Before you enjoy yet another lazy sleep-in this weekend, be warned that it may be increasing your risk of diabetes and heart disease. Everyone looks forward to days free from work or other commitments, and catching up on lost sleep can be a real treat. However, researchers are now claiming that even small changes to the time you get up each day could damage your health.
It has been known for some time that people who work shifts and experience constant disruption to their natural body clock (also known as circadian system) are more likely to develop Type 2 diabetes and heart disease than those who have regular working hours. Now it seems that waking up early during the week to go to work and then having a lie-in at the weekends could also be detrimental.
The study scrutinised the sleeping patterns of 447 men and women aged 30 to 54, who worked for at least 25 hours outside their home. Each participant had to wear a wristband to track their movement and sleep every day for a week, while questionnaires were used to examine their diet and exercise patterns.
Individuals who showed a greater difference in their sleep schedules on work days compared to days off were more likely to have a larger waist circumference, higher body mass index, higher fasting insulin levels and poorer cholesterol profiles. Almost 85 per cent had a later halfway point in their sleep cycle on their free days, compared to when they had to work.

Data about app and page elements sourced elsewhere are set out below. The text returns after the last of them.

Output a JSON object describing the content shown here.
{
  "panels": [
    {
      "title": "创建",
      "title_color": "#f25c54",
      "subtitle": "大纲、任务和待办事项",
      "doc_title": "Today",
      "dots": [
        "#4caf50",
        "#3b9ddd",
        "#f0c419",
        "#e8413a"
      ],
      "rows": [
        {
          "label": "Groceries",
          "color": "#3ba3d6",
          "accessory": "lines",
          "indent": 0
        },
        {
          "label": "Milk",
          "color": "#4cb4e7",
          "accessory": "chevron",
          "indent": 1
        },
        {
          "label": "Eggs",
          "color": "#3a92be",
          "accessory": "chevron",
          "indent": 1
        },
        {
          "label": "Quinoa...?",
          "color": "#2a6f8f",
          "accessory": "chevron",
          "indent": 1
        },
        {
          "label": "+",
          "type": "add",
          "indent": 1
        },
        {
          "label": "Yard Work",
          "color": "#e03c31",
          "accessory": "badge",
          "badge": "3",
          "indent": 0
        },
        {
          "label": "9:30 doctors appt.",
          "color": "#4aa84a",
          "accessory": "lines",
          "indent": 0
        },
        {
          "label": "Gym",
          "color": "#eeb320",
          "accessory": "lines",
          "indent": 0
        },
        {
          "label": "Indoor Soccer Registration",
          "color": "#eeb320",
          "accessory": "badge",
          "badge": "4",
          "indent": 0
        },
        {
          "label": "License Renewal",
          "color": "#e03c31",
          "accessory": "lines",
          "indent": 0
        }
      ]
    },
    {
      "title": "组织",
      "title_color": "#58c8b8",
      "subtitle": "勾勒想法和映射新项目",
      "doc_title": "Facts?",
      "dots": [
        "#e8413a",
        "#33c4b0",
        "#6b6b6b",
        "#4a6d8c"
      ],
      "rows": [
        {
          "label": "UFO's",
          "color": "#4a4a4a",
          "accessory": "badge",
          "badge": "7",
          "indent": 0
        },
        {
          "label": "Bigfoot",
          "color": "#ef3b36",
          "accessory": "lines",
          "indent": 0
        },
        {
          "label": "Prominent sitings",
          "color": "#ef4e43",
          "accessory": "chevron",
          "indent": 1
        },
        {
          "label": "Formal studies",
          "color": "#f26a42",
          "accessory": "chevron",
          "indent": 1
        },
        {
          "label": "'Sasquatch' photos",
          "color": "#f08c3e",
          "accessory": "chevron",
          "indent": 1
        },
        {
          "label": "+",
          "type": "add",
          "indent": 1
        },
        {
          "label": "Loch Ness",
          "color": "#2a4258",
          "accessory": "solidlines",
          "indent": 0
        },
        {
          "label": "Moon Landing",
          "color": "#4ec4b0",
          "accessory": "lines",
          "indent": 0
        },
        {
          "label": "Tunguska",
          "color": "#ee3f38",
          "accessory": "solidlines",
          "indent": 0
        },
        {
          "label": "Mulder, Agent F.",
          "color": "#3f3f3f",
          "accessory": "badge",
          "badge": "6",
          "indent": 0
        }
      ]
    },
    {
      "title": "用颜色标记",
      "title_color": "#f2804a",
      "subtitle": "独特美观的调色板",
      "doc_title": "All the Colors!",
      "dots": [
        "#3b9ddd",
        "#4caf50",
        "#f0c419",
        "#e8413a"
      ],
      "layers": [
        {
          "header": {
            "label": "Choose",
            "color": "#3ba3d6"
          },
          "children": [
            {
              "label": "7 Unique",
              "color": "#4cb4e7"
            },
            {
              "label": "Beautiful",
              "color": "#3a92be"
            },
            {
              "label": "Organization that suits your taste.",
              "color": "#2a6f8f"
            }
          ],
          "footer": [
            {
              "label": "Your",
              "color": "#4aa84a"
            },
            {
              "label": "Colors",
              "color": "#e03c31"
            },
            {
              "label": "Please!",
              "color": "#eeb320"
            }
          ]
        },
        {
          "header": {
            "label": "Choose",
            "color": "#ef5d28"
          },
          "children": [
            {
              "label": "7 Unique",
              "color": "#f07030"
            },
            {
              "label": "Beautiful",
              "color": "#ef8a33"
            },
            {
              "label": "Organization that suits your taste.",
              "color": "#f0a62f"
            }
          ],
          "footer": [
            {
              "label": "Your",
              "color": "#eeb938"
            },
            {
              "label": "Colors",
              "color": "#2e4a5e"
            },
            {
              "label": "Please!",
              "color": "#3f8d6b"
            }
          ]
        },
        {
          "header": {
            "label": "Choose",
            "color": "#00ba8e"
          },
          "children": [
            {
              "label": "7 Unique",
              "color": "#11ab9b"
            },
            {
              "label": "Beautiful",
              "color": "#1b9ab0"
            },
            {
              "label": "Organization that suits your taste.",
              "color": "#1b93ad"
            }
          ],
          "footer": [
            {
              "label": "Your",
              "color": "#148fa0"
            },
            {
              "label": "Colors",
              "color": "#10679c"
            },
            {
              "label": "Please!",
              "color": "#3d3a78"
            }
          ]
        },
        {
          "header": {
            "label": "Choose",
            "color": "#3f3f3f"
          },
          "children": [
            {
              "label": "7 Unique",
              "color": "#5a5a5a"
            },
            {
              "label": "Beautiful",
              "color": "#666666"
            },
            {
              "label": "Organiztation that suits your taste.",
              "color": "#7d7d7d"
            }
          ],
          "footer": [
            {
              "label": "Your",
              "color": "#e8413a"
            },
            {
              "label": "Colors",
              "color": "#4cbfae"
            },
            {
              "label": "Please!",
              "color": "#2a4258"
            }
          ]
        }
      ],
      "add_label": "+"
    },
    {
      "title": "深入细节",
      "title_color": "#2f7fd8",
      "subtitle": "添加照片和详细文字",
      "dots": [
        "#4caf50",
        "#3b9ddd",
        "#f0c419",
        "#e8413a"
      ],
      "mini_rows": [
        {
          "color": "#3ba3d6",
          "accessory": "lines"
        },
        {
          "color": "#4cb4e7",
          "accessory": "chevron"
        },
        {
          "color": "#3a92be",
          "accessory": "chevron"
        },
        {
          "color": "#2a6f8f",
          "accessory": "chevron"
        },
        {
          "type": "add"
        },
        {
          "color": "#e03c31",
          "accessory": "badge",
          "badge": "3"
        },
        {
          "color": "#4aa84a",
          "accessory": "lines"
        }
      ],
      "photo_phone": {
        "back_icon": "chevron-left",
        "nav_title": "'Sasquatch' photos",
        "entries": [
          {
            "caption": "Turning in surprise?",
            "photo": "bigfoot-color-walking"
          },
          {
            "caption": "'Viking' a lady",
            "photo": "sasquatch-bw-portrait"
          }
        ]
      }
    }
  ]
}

“Social jetlag refers to the mismatch between an individual’s biological circadian rhythm and their socially-imposed sleep schedules,” Dr Patricia Wong, from the University of Pittsburgh in the US, said. “This is the first study to show that even among healthy, working adults who experience a less extreme range of mismatches in their sleep schedule, social jetlag can contribute to metabolic problems.
“These can contribute to the development of obesity, diabetes and cardiovascular disease.”
The research, which was published in the Journal of Clinical Endocrinology and Metabolism, showed that people who got up at different times during the week were found to have raised levels of fat in their blood.
“We may need to consider as a society how work and social obligations affect our sleep and health,” added Dr Wong.